- Mechanism of action: These drugs release Na+ or Ca2+ ions in the gut, which are exchanged for K+, thereby enhancing enteral K+ elimination.
- Clinical applications: nonurgent lowering of K+ 
- Gastrointestinal upset
- Most effective definitive therapy for refractory hyperkalemia
- Preferred option in patients with end-stage renal failure ; (particularly if already receiving renal replacement therapy), or oliguria.
- For all other patients, avoided as a first-line option because of its invasive nature and adverse effects
Loop diuretics 
- Determine the severity of hyperkalemia.
- Identify and treat underlying causes.
- Review medications and discontinue or adjust dosing of medications that may be contributing to hyperkalemia.
- Consider starting medication to enhance K+ elimination, e.g., cation-exchange medication, diuretics for patients with volume overload.
- Repeat K+ levels to assess response to treatment.
- Start a low K+ diet.
- Consult nephrology for patients with ESRD or refractory hyperkalemia, e.g., for consideration of hemodialysis.
Patients with hyperkalemic emergency
- Consult critical care.
- Start continuous cardiac monitoring.
- If there are ECG changes: Start IV calcium chloride or calcium gluconate to stabilize cardiac membranes.

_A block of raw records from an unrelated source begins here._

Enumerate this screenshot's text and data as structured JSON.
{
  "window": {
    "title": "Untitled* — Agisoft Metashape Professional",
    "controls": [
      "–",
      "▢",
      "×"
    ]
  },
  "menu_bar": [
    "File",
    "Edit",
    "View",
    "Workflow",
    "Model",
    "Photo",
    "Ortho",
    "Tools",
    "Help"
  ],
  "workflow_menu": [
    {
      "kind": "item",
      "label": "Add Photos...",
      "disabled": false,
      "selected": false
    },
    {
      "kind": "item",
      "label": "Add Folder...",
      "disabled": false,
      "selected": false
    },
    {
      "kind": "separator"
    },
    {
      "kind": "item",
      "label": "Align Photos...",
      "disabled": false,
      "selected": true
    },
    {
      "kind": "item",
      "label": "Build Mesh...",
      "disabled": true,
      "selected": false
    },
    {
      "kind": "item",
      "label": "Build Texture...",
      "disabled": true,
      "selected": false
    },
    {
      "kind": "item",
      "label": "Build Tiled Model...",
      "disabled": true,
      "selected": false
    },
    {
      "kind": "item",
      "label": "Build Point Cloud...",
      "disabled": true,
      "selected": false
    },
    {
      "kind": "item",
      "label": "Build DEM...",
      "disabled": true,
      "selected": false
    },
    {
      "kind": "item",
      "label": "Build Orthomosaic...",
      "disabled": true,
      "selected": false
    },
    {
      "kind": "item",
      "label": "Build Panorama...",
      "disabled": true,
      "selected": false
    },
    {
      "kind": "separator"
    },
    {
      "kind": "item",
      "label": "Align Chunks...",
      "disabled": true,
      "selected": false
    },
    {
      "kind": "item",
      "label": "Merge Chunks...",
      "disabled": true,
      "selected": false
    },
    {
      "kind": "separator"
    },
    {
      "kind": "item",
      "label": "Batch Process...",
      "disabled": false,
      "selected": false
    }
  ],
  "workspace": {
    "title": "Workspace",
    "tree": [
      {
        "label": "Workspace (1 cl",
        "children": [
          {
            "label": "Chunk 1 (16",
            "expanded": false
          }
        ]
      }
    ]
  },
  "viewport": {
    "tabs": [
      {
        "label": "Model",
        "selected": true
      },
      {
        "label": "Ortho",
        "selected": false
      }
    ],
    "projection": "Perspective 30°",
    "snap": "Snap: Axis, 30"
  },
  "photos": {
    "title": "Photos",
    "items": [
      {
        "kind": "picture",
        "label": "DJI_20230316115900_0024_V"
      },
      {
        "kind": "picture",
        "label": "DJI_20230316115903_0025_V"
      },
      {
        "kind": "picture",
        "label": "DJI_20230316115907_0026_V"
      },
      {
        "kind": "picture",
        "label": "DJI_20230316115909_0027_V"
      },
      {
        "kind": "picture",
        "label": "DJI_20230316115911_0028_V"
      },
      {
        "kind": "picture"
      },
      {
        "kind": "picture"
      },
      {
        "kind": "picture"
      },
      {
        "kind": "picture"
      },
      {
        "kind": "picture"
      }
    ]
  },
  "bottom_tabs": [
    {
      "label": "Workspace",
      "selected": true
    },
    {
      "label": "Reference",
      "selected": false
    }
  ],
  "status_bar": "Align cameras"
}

- Start short-acting insulin PLUS glucose with or without inhaled SABAs to shift potassium intracellularly.
- Admit to hospital for further management.